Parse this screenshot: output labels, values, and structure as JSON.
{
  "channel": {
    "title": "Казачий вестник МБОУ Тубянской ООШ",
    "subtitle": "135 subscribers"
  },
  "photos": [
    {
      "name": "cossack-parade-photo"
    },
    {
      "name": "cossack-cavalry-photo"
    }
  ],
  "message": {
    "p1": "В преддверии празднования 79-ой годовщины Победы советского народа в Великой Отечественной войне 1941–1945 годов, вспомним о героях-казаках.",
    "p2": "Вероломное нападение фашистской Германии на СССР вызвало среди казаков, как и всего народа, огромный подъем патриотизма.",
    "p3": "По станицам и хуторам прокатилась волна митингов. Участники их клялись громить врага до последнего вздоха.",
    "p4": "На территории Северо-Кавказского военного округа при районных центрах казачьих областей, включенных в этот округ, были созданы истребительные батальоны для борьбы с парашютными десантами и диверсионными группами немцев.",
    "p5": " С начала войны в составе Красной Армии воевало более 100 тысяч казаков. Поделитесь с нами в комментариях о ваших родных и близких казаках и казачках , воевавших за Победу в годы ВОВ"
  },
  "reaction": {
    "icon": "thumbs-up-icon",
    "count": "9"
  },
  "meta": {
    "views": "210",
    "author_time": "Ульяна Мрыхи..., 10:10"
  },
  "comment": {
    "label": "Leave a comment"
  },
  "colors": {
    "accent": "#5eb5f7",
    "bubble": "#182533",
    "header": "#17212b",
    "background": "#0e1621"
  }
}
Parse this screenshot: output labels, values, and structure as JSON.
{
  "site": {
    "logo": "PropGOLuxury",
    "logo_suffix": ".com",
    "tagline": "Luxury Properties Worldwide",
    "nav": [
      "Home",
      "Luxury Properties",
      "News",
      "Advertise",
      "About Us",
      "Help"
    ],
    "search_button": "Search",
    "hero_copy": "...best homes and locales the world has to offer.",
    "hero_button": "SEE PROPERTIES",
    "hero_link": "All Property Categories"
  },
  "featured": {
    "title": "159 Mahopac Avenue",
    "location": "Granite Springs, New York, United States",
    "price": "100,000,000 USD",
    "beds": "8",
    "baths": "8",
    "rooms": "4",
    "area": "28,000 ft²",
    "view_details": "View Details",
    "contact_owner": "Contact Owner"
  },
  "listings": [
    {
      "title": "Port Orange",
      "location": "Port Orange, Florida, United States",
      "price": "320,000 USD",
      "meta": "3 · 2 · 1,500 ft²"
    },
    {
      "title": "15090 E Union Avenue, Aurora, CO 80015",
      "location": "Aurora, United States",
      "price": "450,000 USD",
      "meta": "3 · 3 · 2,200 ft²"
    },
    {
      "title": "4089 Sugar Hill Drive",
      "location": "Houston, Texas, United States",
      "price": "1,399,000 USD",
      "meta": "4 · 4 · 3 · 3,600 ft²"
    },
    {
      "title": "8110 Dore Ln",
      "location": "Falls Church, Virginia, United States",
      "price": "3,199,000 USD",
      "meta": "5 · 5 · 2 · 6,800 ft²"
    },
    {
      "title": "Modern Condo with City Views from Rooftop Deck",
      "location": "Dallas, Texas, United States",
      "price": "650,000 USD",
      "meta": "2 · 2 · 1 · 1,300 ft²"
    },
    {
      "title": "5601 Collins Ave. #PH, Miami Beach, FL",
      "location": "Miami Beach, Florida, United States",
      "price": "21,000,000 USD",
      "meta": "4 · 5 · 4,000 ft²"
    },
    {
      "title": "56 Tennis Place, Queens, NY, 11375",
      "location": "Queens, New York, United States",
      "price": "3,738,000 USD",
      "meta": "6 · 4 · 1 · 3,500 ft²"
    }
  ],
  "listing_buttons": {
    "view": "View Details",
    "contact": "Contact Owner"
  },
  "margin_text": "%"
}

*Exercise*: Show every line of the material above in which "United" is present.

*Exercise solution*:
    "location": "Granite Springs, New York, United States",
      "location": "Port Orange, Florida, United States",
      "location": "Aurora, United States",
      "location": "Houston, Texas, United States",
      "location": "Falls Church, Virginia, United States",
      "location": "Dallas, Texas, United States",
      "location": "Miami Beach, Florida, United States",
      "location": "Queens, New York, United States",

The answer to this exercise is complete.